On November 22, 2019, the DOD, GSA and NASA jointly issued a final FAR rule, effective December 23, 2019, amending the FAR to require contractors and subcontractors to report to the “Government – Industry Data Exchange Program” (GIDEP) certain counterfeit or suspected counterfeit parts as well as certain major or critical nonconformances. This final rule implemented–and broadened — the requirements of sections 818(c)4 and (c)5 of the FY 2012 NDAA that required DOD contractors to report counterfeit or suspect counterfeit electronic parts to the GIDEP.
Counterfeit items are not produced to meet the higher-level quality standards required in mission critical applications and may cause failures to systems vital to our national defense and to an agency’s mission. By reporting to GIDEP, contractors will be able to share knowledge of counterfeit items and of critical and major nonconformances which will reduce the risk of such items entering the supply chain.
Generally, the new FAR rule applies to the following: (1) contracts and subcontracts of all agencies that acquire items that are subject to higher-level quality standards per FAR 52.246-11; (2) other items that the CO determines to be “critical items”; and (3) electronic parts or items containing electronic parts acquired for the DOD. The new rule does not apply to the acquisition of commercial items, including COTS items; DOD contracts and subcontracts below the simplified acquisition threshold; and to medical devices that are subject to FDA reporting requirements.
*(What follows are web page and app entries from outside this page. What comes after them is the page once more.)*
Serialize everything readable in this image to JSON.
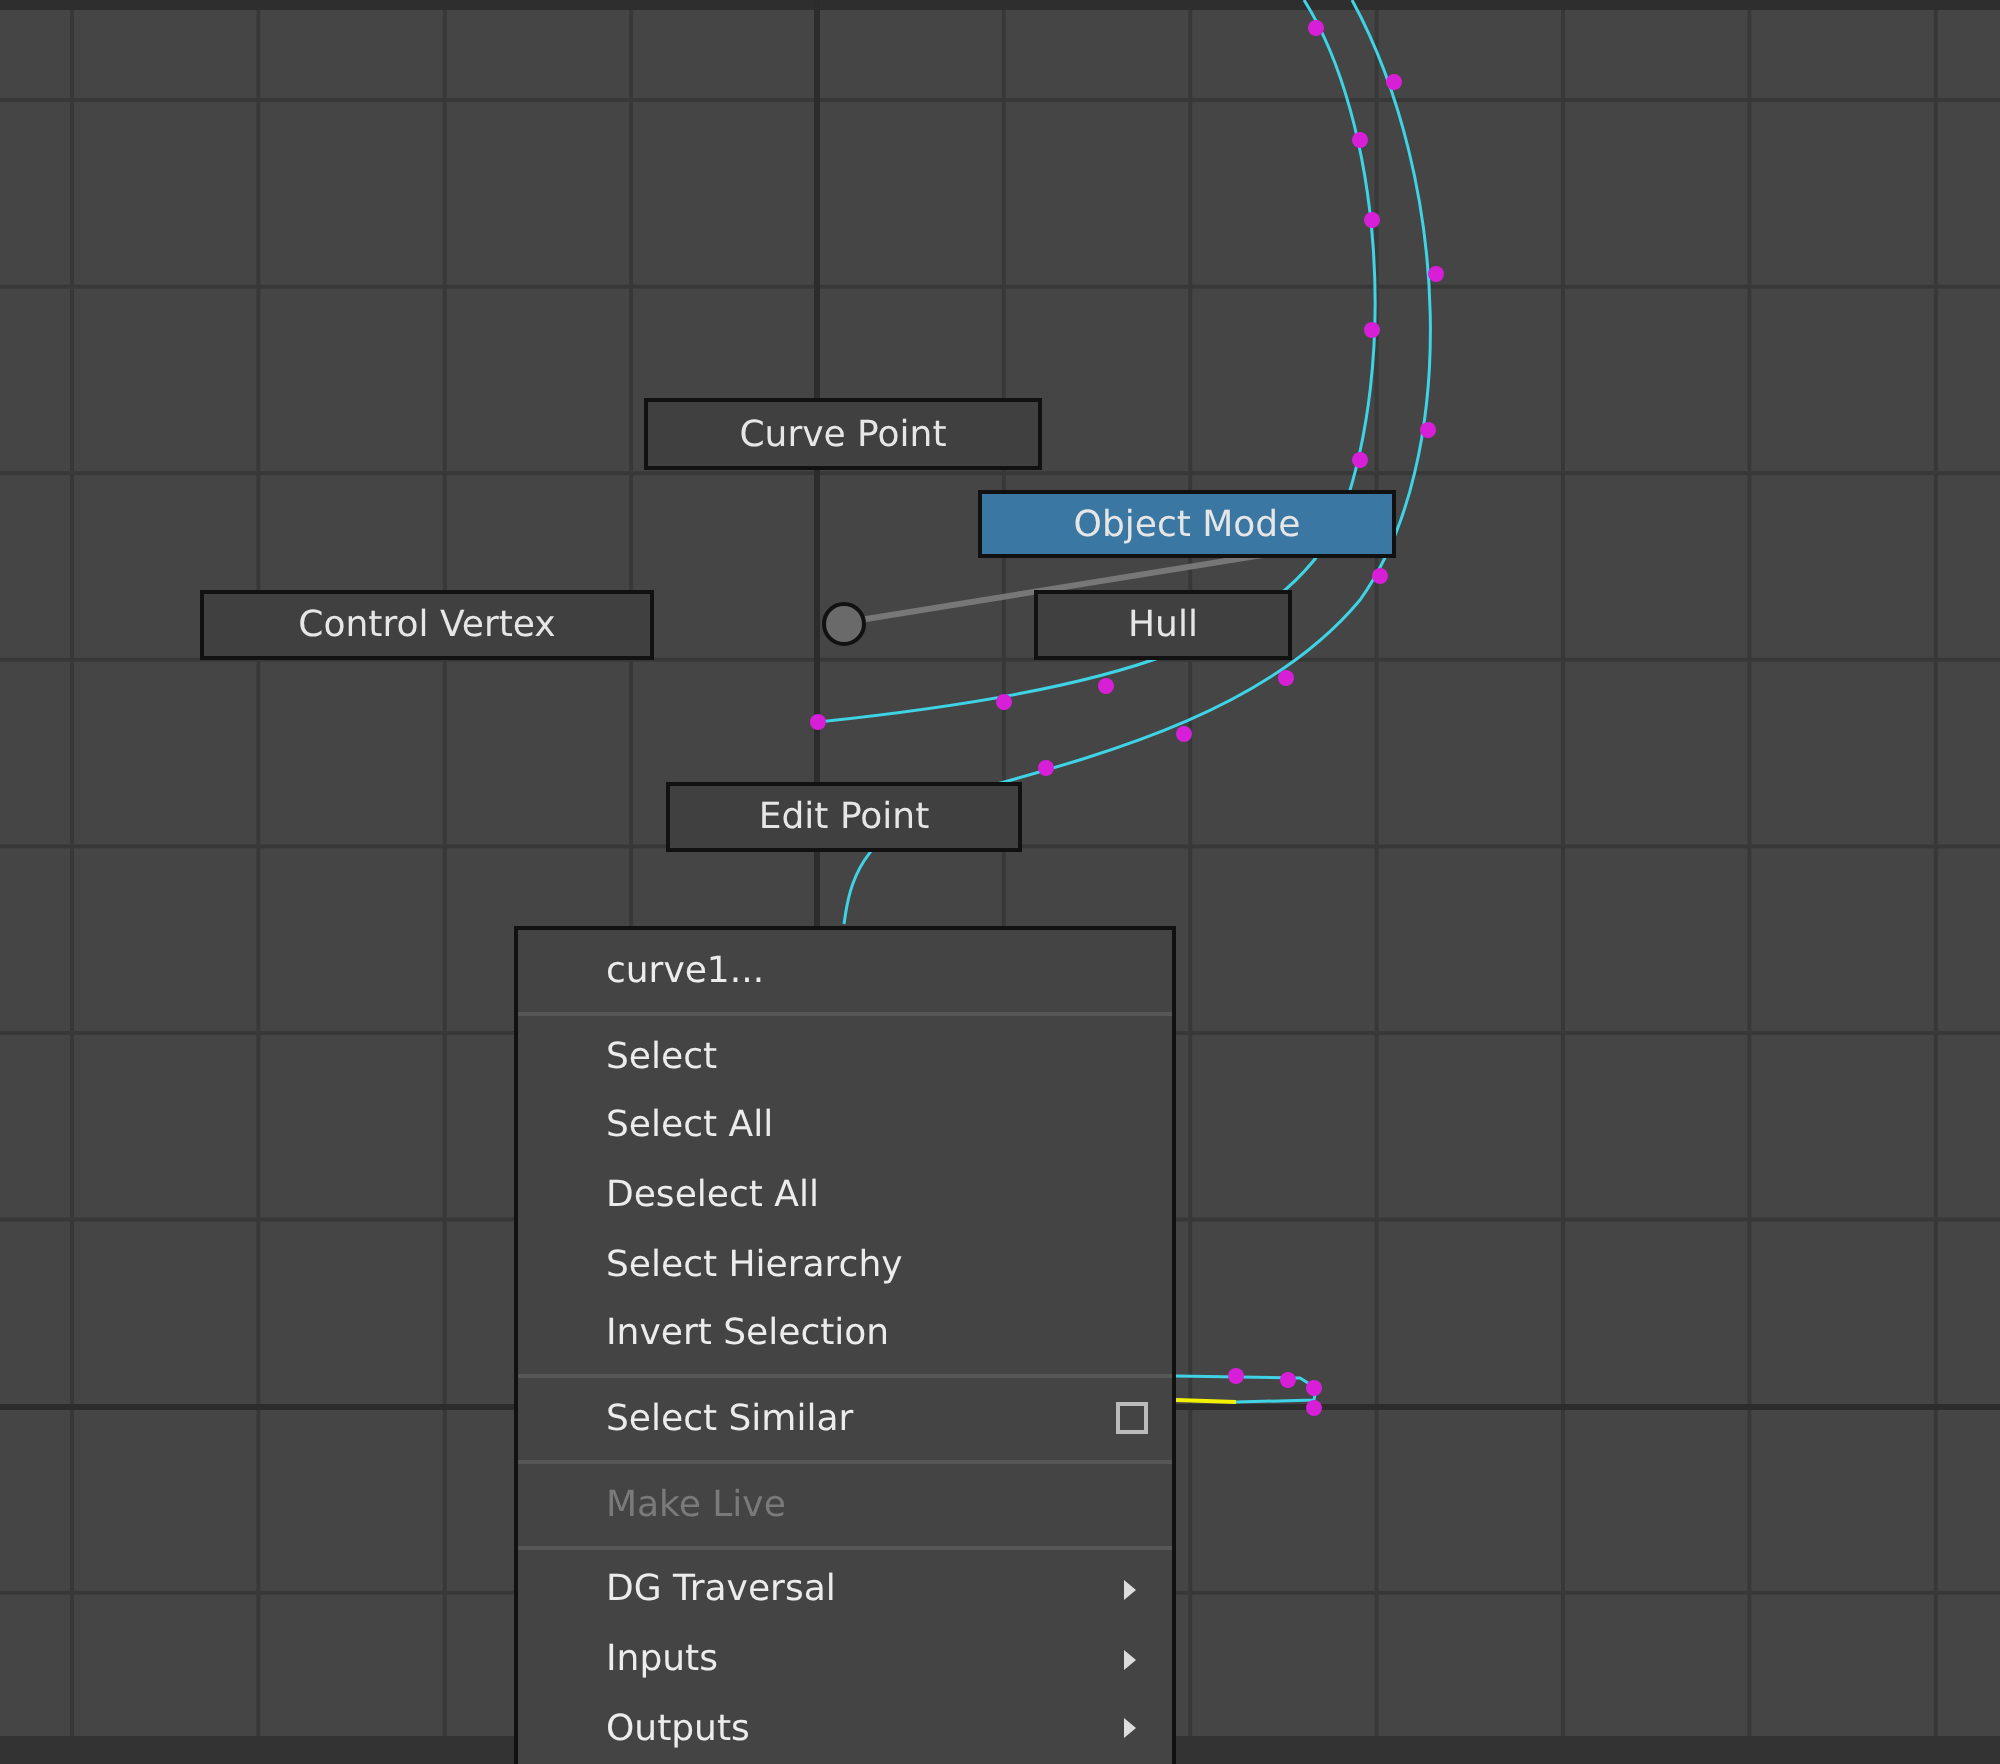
{
  "marking_menu": {
    "items": [
      {
        "label": "Curve Point",
        "selected": false
      },
      {
        "label": "Object Mode",
        "selected": true
      },
      {
        "label": "Control Vertex",
        "selected": false
      },
      {
        "label": "Hull",
        "selected": false
      },
      {
        "label": "Edit Point",
        "selected": false
      }
    ]
  },
  "context_menu": {
    "items": [
      {
        "kind": "header",
        "label": "curve1...",
        "disabled": false
      },
      {
        "kind": "separator"
      },
      {
        "kind": "item",
        "label": "Select",
        "disabled": false
      },
      {
        "kind": "item",
        "label": "Select All",
        "disabled": false
      },
      {
        "kind": "item",
        "label": "Deselect All",
        "disabled": false
      },
      {
        "kind": "item",
        "label": "Select Hierarchy",
        "disabled": false
      },
      {
        "kind": "item",
        "label": "Invert Selection",
        "disabled": false
      },
      {
        "kind": "separator"
      },
      {
        "kind": "checkbox",
        "label": "Select Similar",
        "disabled": false,
        "checked": false
      },
      {
        "kind": "separator"
      },
      {
        "kind": "item",
        "label": "Make Live",
        "disabled": true
      },
      {
        "kind": "separator"
      },
      {
        "kind": "submenu",
        "label": "DG Traversal",
        "disabled": false
      },
      {
        "kind": "submenu",
        "label": "Inputs",
        "disabled": false
      },
      {
        "kind": "submenu",
        "label": "Outputs",
        "disabled": false
      }
    ]
  }
}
The rule also exempts a contractor that is a foreign entity that does not have an office, place of business or fiscal paying agent in the U.S.
The New FAR Clause
The following is a brief overview of the new FAR clause, “FAR 52.246-26 Reporting Nonconforming Items (Dec 2019).” Subsection (a) provides pertinent Definitions (i.e., counterfeit item, critical item, critical nonconformance, major nonconformance, suspect counterfeit item). Subsection (b) lists the contractor’s obligations under the clause: To screen and to submit GIDEP reports; to provide written notification to the CO of counterfeit or suspect counterfeit items; and to retain the items pending disposition instructions from the CO. Subsection (c) lists the exceptions to the reporting requirement. Subsection (d) precludes the disclosure of information in violation of the Trade Secrets Act or otherwise prohibited by law. Subsection (e) provides additional guidance on the use of the GIDEP. Subsection (f) provides that a DOD contractor (only!) shall not be subject to civil liability based on its reporting, provided that the contractor made a reasonable effort to determine that the report was factual (the “safe harbor” provision). Subsection (g) provides flowdown requirements for subcontracts. For the complete contract clause and all related FAR amendments, see 84 Federal Register 64680.
How Will It Work?
New FAR clauses inevitably raise confusion, uncertainty and legal questions, and this one will raise more than its share. Will a contractor’s failure to submit a GIDEP report and to provide CO notification be a material violation of the contract to support a default termination? Will the submissions of nondefense contractors protect them from civil liability in a manner similar to the “safe harbor” provision for defense contractors? Will the costs of reporting outweigh the benefits, and will these costs be particularly burdensome on small business? Stay tuned!
About the Author:
|Hon. Jack Delman
Jack Delman served as a judge on the Armed Services Board of Contract Appeals for 29 years and has extensive experience in the adjudication and mediation of large and complex contract disputes, including equitable adjustments, terminations and cost and pricing issues.
Jack has extensive experience with claims analysis, FAR and DOD agency regulations and BCA practice and procedure.